### WHAT IS REQUIRED
From the data that follows, report the number of lines including "this", and only that number.

### RECORD EXTRACTS

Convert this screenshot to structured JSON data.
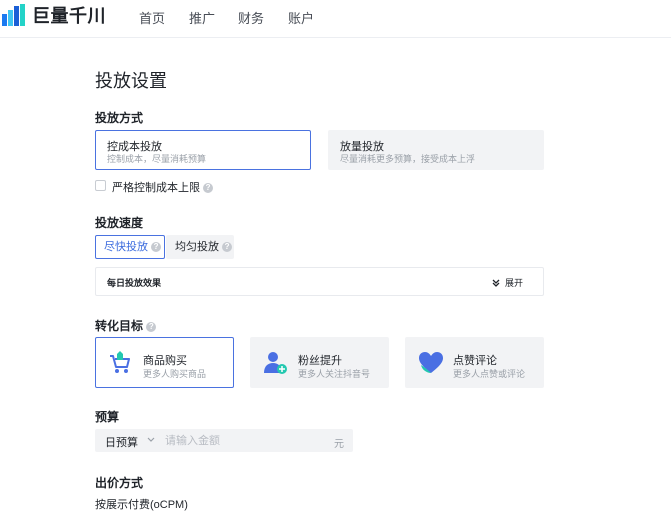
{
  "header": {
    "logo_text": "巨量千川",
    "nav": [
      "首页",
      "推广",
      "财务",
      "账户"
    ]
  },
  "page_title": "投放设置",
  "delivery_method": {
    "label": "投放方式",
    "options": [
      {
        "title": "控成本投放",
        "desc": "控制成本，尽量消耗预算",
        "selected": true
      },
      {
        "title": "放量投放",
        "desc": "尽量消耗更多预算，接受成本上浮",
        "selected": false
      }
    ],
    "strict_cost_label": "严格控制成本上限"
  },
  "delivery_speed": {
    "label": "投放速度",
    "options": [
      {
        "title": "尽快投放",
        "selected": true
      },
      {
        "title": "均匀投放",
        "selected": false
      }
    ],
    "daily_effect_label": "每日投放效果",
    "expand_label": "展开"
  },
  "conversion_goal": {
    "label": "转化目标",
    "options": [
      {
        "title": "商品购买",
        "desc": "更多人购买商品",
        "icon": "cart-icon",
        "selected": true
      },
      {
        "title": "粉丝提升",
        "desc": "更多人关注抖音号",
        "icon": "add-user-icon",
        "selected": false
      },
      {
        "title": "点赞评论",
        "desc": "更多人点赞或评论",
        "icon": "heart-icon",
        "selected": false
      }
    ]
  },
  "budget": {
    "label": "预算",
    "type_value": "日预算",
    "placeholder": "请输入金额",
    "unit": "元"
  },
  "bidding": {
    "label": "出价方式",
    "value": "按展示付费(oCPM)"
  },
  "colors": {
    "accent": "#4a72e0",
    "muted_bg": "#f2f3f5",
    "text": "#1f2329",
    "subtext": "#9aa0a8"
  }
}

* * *

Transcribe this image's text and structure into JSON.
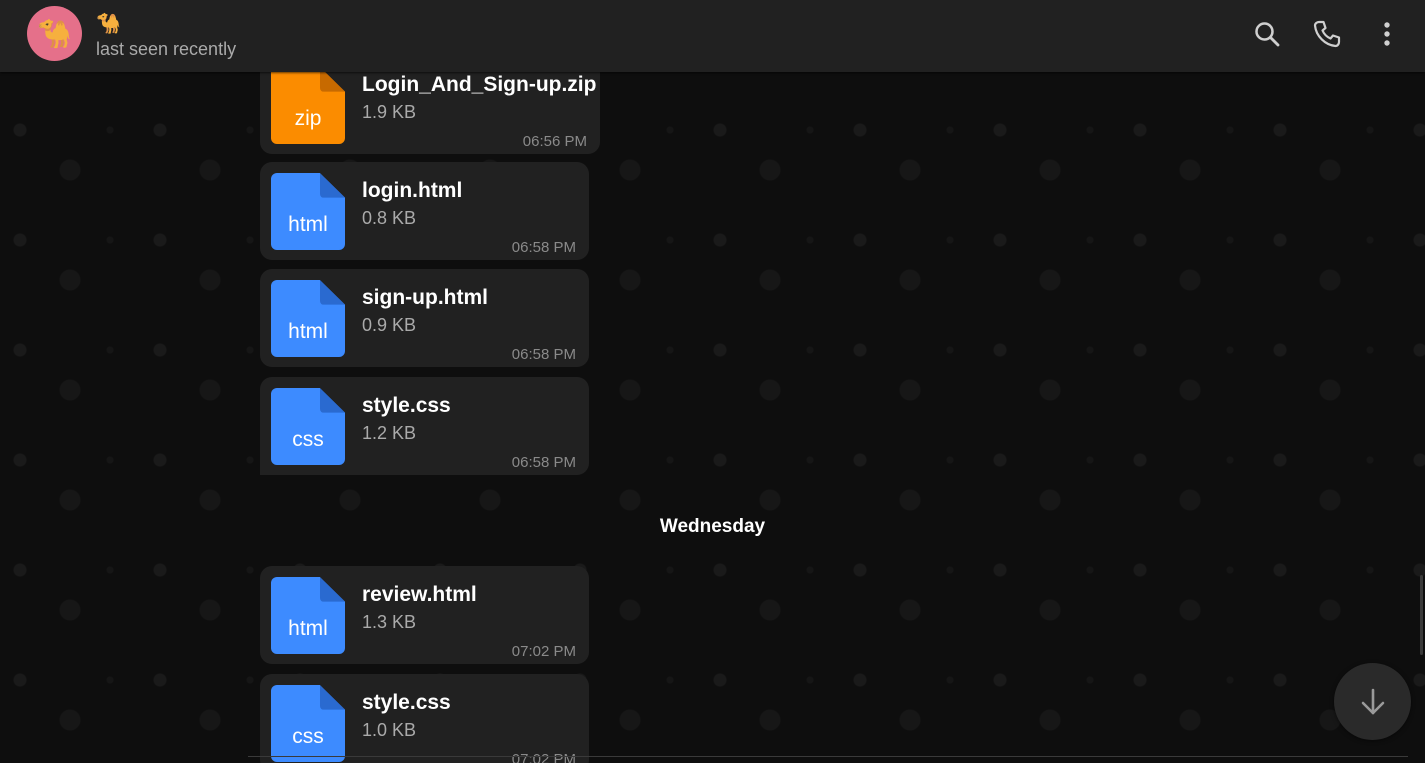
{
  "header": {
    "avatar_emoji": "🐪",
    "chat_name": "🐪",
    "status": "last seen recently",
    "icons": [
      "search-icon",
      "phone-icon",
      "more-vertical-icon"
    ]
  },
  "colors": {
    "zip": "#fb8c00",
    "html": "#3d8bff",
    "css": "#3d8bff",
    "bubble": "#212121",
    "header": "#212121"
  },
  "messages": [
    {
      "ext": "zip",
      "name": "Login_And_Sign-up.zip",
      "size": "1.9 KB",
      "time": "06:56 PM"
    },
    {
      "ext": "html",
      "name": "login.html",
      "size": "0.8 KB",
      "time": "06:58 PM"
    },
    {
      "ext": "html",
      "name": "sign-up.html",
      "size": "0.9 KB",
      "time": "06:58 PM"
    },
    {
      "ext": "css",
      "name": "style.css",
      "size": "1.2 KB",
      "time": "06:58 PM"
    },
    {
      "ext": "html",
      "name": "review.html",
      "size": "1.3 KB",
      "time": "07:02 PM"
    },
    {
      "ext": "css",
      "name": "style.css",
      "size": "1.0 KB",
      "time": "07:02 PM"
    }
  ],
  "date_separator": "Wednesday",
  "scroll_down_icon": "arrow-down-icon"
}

### EXERCISE OUTPUT
2